## Task description
Copy every entry. Do not alter a single word.

## Material for the task
*** Block opens ***
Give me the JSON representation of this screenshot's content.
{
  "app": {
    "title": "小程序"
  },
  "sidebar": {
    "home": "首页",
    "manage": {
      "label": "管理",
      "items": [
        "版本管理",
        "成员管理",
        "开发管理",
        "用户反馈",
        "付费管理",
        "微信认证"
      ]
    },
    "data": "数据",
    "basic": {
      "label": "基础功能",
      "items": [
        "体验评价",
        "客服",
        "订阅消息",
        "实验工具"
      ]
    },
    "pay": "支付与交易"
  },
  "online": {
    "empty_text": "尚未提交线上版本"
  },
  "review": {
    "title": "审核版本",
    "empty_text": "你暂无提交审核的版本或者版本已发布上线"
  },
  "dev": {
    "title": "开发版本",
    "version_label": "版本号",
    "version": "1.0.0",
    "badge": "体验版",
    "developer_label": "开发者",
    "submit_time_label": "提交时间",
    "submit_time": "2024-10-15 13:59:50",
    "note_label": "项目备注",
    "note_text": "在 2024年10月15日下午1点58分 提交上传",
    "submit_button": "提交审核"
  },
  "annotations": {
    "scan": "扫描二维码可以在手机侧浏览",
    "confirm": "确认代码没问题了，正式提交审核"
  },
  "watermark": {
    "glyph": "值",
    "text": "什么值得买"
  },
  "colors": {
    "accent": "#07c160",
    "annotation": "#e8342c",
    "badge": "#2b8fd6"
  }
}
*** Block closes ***
## Expected answer
Give me the JSON representation of this screenshot's content.
{
  "app": {
    "title": "小程序"
  },
  "sidebar": {
    "home": "首页",
    "manage": {
      "label": "管理",
      "items": [
        "版本管理",
        "成员管理",
        "开发管理",
        "用户反馈",
        "付费管理",
        "微信认证"
      ]
    },
    "data": "数据",
    "basic": {
      "label": "基础功能",
      "items": [
        "体验评价",
        "客服",
        "订阅消息",
        "实验工具"
      ]
    },
    "pay": "支付与交易"
  },
  "online": {
    "empty_text": "尚未提交线上版本"
  },
  "review": {
    "title": "审核版本",
    "empty_text": "你暂无提交审核的版本或者版本已发布上线"
  },
  "dev": {
    "title": "开发版本",
    "version_label": "版本号",
    "version": "1.0.0",
    "badge": "体验版",
    "developer_label": "开发者",
    "submit_time_label": "提交时间",
    "submit_time": "2024-10-15 13:59:50",
    "note_label": "项目备注",
    "note_text": "在 2024年10月15日下午1点58分 提交上传",
    "submit_button": "提交审核"
  },
  "annotations": {
    "scan": "扫描二维码可以在手机侧浏览",
    "confirm": "确认代码没问题了，正式提交审核"
  },
  "watermark": {
    "glyph": "值",
    "text": "什么值得买"
  },
  "colors": {
    "accent": "#07c160",
    "annotation": "#e8342c",
    "badge": "#2b8fd6"
  }
}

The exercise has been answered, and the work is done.